*** The records Section Begins ***

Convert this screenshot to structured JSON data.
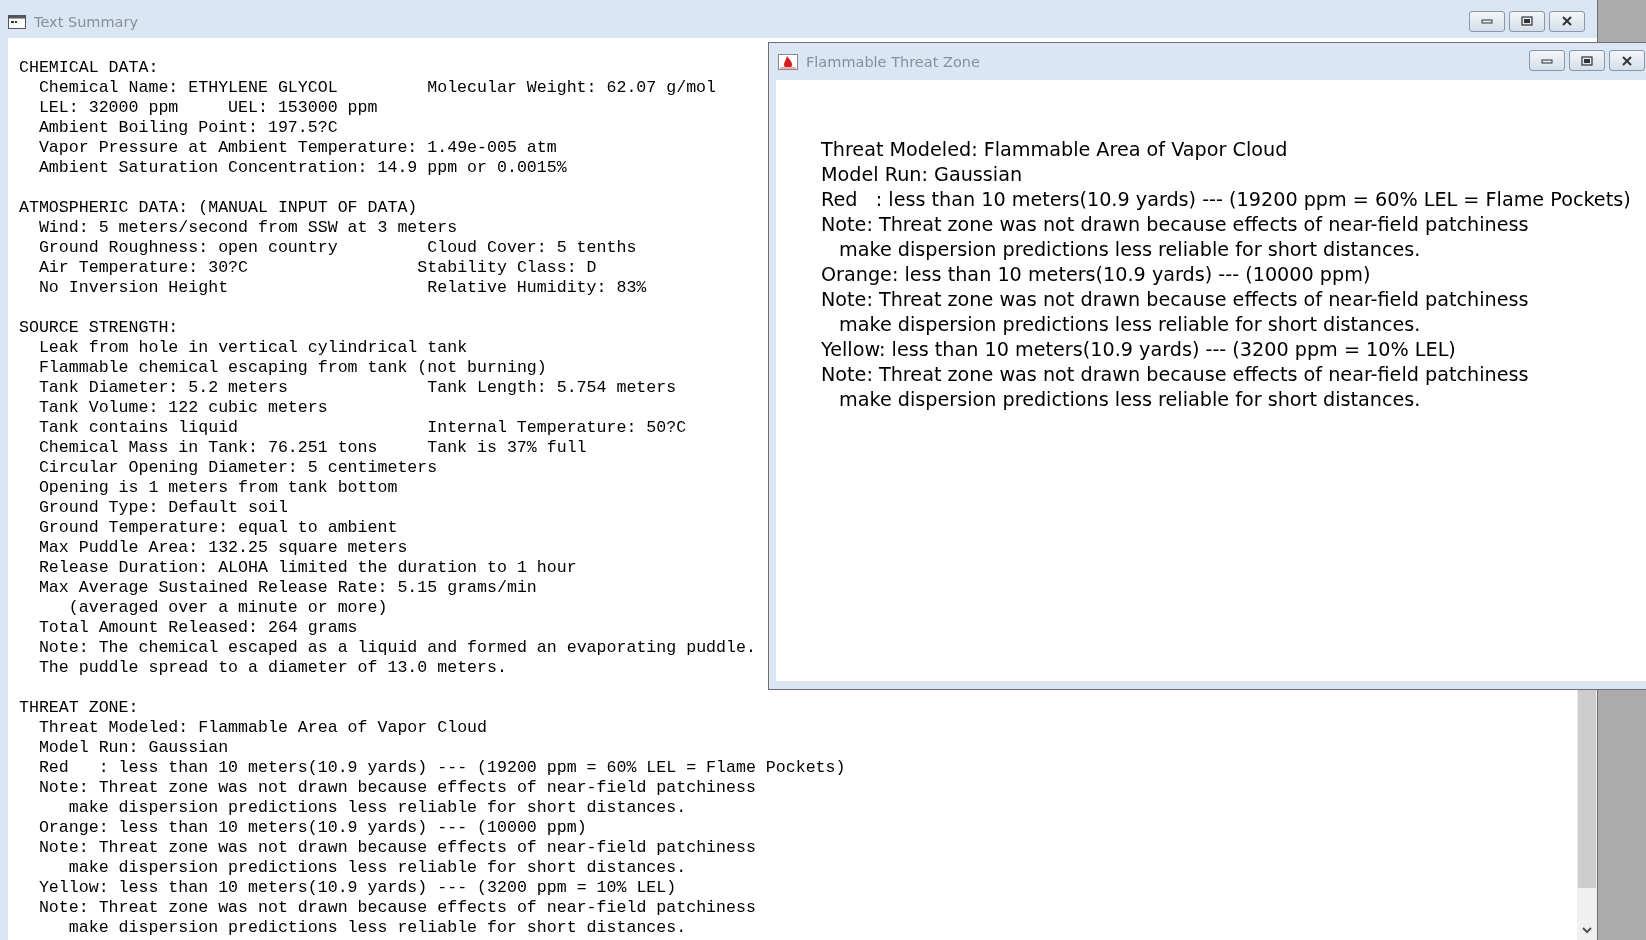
{
  "summary_window": {
    "title": "Text Summary",
    "sections": [
      {
        "heading": "CHEMICAL DATA:",
        "lines": [
          {
            "kind": "pair",
            "text": "Chemical Name: ETHYLENE GLYCOL",
            "right": "Molecular Weight: 62.07 g/mol"
          },
          {
            "kind": "short_pair",
            "text": "LEL: 32000 ppm",
            "right": "UEL: 153000 ppm"
          },
          {
            "kind": "line",
            "text": "Ambient Boiling Point: 197.5?C"
          },
          {
            "kind": "line",
            "text": "Vapor Pressure at Ambient Temperature: 1.49e-005 atm"
          },
          {
            "kind": "line",
            "text": "Ambient Saturation Concentration: 14.9 ppm or 0.0015%"
          }
        ]
      },
      {
        "heading": "ATMOSPHERIC DATA: (MANUAL INPUT OF DATA)",
        "lines": [
          {
            "kind": "line",
            "text": "Wind: 5 meters/second from SSW at 3 meters"
          },
          {
            "kind": "pair",
            "text": "Ground Roughness: open country",
            "right": "Cloud Cover: 5 tenths"
          },
          {
            "kind": "pair_early",
            "text": "Air Temperature: 30?C",
            "right": "Stability Class: D"
          },
          {
            "kind": "pair",
            "text": "No Inversion Height",
            "right": "Relative Humidity: 83%"
          }
        ]
      },
      {
        "heading": "SOURCE STRENGTH:",
        "lines": [
          {
            "kind": "line",
            "text": "Leak from hole in vertical cylindrical tank"
          },
          {
            "kind": "line",
            "text": "Flammable chemical escaping from tank (not burning)"
          },
          {
            "kind": "pair",
            "text": "Tank Diameter: 5.2 meters",
            "right": "Tank Length: 5.754 meters"
          },
          {
            "kind": "line",
            "text": "Tank Volume: 122 cubic meters"
          },
          {
            "kind": "pair",
            "text": "Tank contains liquid",
            "right": "Internal Temperature: 50?C"
          },
          {
            "kind": "pair",
            "text": "Chemical Mass in Tank: 76.251 tons",
            "right": "Tank is 37% full"
          },
          {
            "kind": "line",
            "text": "Circular Opening Diameter: 5 centimeters"
          },
          {
            "kind": "line",
            "text": "Opening is 1 meters from tank bottom"
          },
          {
            "kind": "line",
            "text": "Ground Type: Default soil"
          },
          {
            "kind": "line",
            "text": "Ground Temperature: equal to ambient"
          },
          {
            "kind": "line",
            "text": "Max Puddle Area: 132.25 square meters"
          },
          {
            "kind": "line",
            "text": "Release Duration: ALOHA limited the duration to 1 hour"
          },
          {
            "kind": "line",
            "text": "Max Average Sustained Release Rate: 5.15 grams/min"
          },
          {
            "kind": "continuation",
            "text": "(averaged over a minute or more)"
          },
          {
            "kind": "line",
            "text": "Total Amount Released: 264 grams"
          },
          {
            "kind": "line",
            "text": "Note: The chemical escaped as a liquid and formed an evaporating puddle."
          },
          {
            "kind": "line",
            "text": "The puddle spread to a diameter of 13.0 meters."
          }
        ]
      },
      {
        "heading": "THREAT ZONE:",
        "lines": [
          {
            "kind": "line",
            "text": "Threat Modeled: Flammable Area of Vapor Cloud"
          },
          {
            "kind": "line",
            "text": "Model Run: Gaussian"
          },
          {
            "kind": "line",
            "text": "Red   : less than 10 meters(10.9 yards) --- (19200 ppm = 60% LEL = Flame Pockets)"
          },
          {
            "kind": "line",
            "text": "Note: Threat zone was not drawn because effects of near-field patchiness"
          },
          {
            "kind": "continuation",
            "text": "make dispersion predictions less reliable for short distances."
          },
          {
            "kind": "line",
            "text": "Orange: less than 10 meters(10.9 yards) --- (10000 ppm)"
          },
          {
            "kind": "line",
            "text": "Note: Threat zone was not drawn because effects of near-field patchiness"
          },
          {
            "kind": "continuation",
            "text": "make dispersion predictions less reliable for short distances."
          },
          {
            "kind": "line",
            "text": "Yellow: less than 10 meters(10.9 yards) --- (3200 ppm = 10% LEL)"
          },
          {
            "kind": "line",
            "text": "Note: Threat zone was not drawn because effects of near-field patchiness"
          },
          {
            "kind": "continuation",
            "text": "make dispersion predictions less reliable for short distances."
          }
        ]
      }
    ]
  },
  "threat_window": {
    "title": "Flammable Threat Zone",
    "lines": [
      {
        "kind": "line",
        "text": "Threat Modeled: Flammable Area of Vapor Cloud"
      },
      {
        "kind": "line",
        "text": "Model Run: Gaussian"
      },
      {
        "kind": "line",
        "text": "Red   : less than 10 meters(10.9 yards) --- (19200 ppm = 60% LEL = Flame Pockets)"
      },
      {
        "kind": "line",
        "text": "Note: Threat zone was not drawn because effects of near-field patchiness"
      },
      {
        "kind": "continuation",
        "text": "make dispersion predictions less reliable for short distances."
      },
      {
        "kind": "line",
        "text": "Orange: less than 10 meters(10.9 yards) --- (10000 ppm)"
      },
      {
        "kind": "line",
        "text": "Note: Threat zone was not drawn because effects of near-field patchiness"
      },
      {
        "kind": "continuation",
        "text": "make dispersion predictions less reliable for short distances."
      },
      {
        "kind": "line",
        "text": "Yellow: less than 10 meters(10.9 yards) --- (3200 ppm = 10% LEL)"
      },
      {
        "kind": "line",
        "text": "Note: Threat zone was not drawn because effects of near-field patchiness"
      },
      {
        "kind": "continuation",
        "text": "make dispersion predictions less reliable for short distances."
      }
    ]
  }
}
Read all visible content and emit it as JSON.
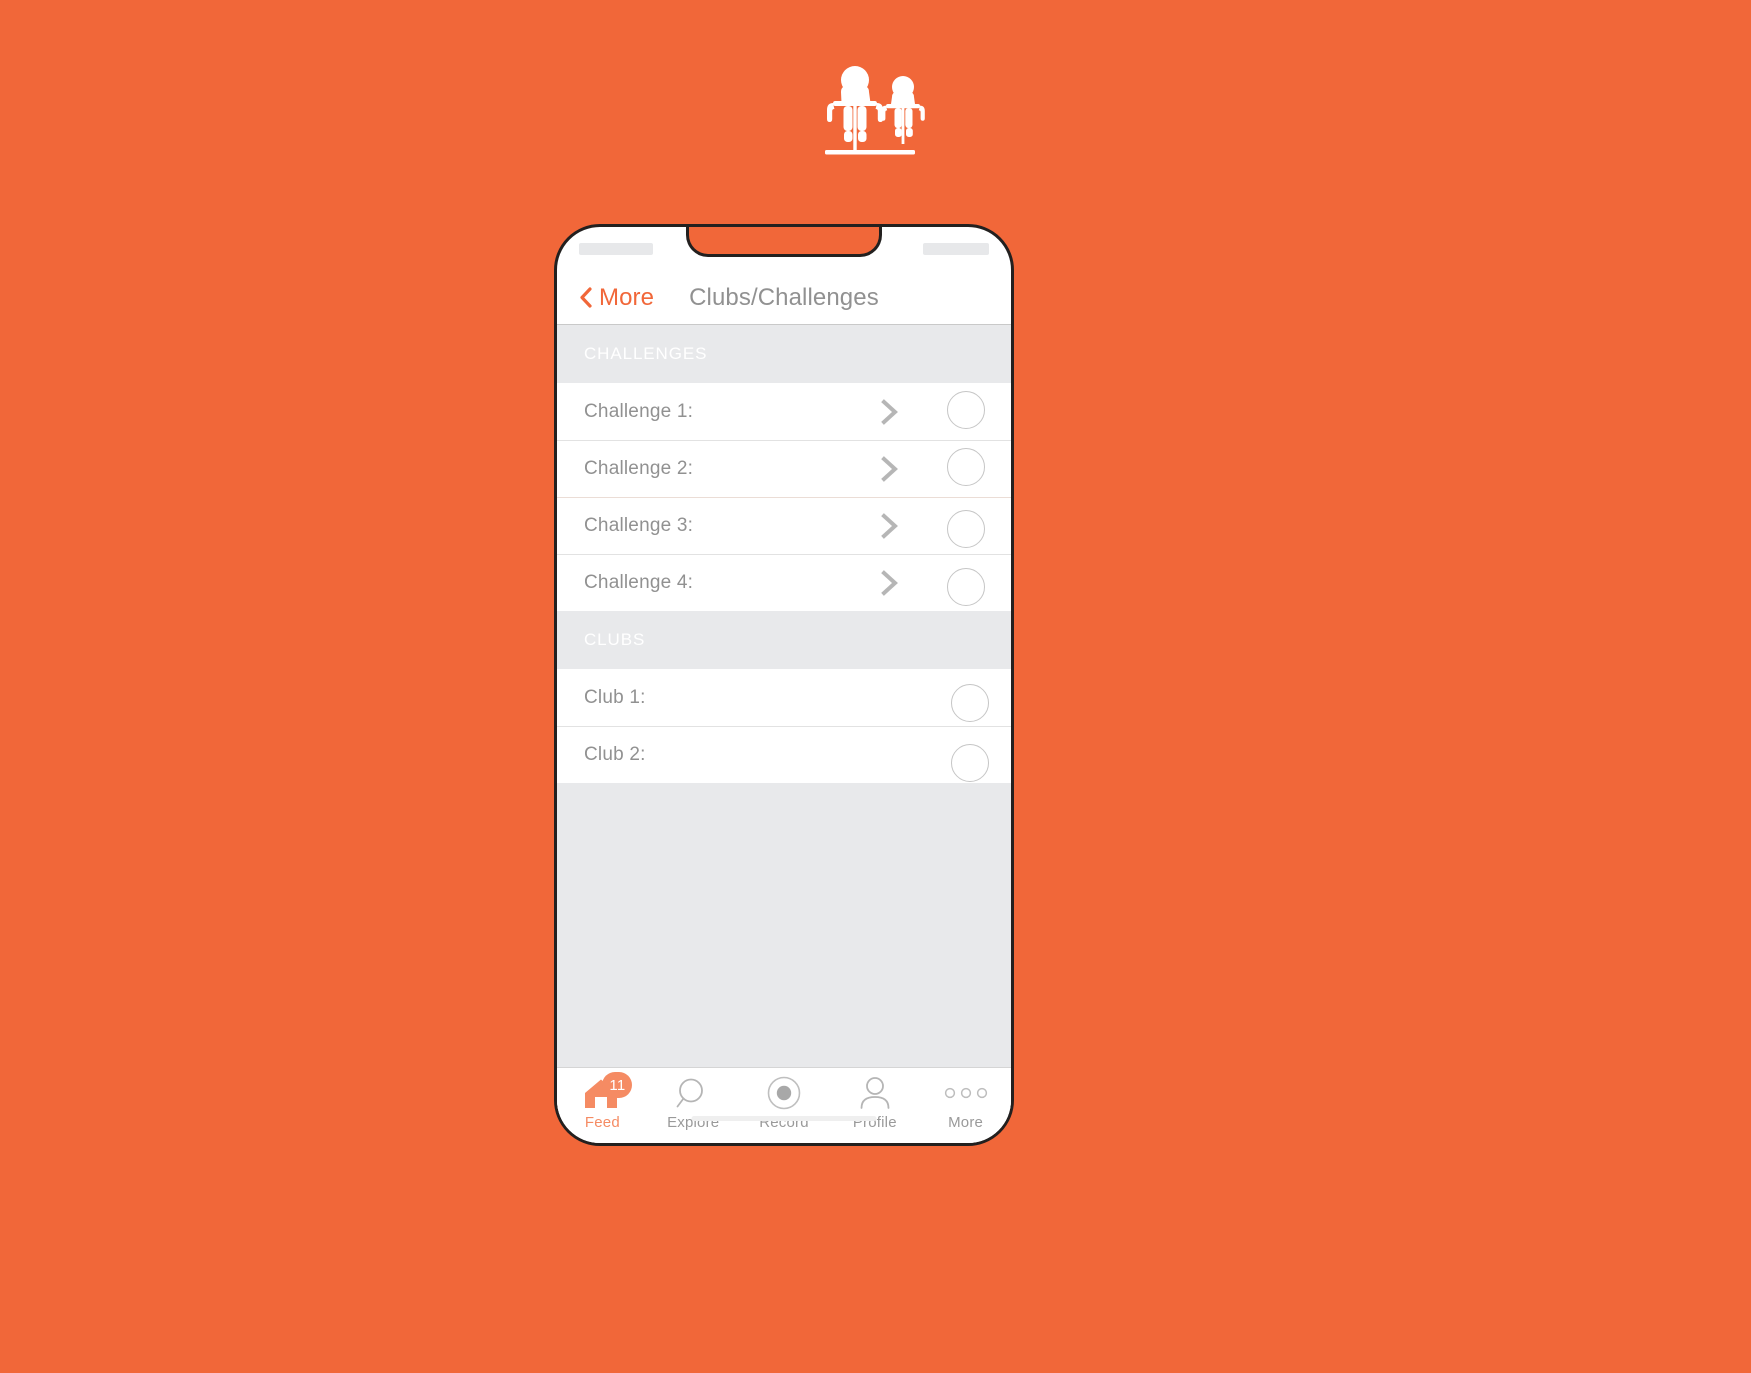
{
  "theme": {
    "background": "#F16739",
    "accent": "#F16739",
    "muted_text": "#919191",
    "section_bg": "#E8E9EB",
    "badge_color": "#F58B63"
  },
  "logo": {
    "name": "two-cyclists-logo",
    "alt": "Two cyclists riding side by side"
  },
  "phone": {
    "statusbar": {
      "left_placeholder": "",
      "right_placeholder": ""
    },
    "navbar": {
      "back_label": "More",
      "back_icon": "chevron-left-icon",
      "title": "Clubs/Challenges"
    },
    "sections": [
      {
        "id": "challenges",
        "header": "CHALLENGES",
        "rows": [
          {
            "label": "Challenge 1:",
            "chevron": true,
            "circle": true
          },
          {
            "label": "Challenge 2:",
            "chevron": true,
            "circle": true
          },
          {
            "label": "Challenge 3:",
            "chevron": true,
            "circle": true
          },
          {
            "label": "Challenge 4:",
            "chevron": true,
            "circle": true
          }
        ]
      },
      {
        "id": "clubs",
        "header": "CLUBS",
        "rows": [
          {
            "label": "Club 1:",
            "chevron": false,
            "circle": true
          },
          {
            "label": "Club 2:",
            "chevron": false,
            "circle": true
          }
        ]
      }
    ],
    "tabbar": {
      "tabs": [
        {
          "label": "Feed",
          "icon": "home-icon",
          "active": true,
          "badge": "11"
        },
        {
          "label": "Explore",
          "icon": "search-icon",
          "active": false,
          "badge": null
        },
        {
          "label": "Record",
          "icon": "record-icon",
          "active": false,
          "badge": null
        },
        {
          "label": "Profile",
          "icon": "person-icon",
          "active": false,
          "badge": null
        },
        {
          "label": "More",
          "icon": "ellipsis-icon",
          "active": false,
          "badge": null
        }
      ]
    }
  }
}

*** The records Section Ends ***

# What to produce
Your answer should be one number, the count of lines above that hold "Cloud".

# Output for this exercise
3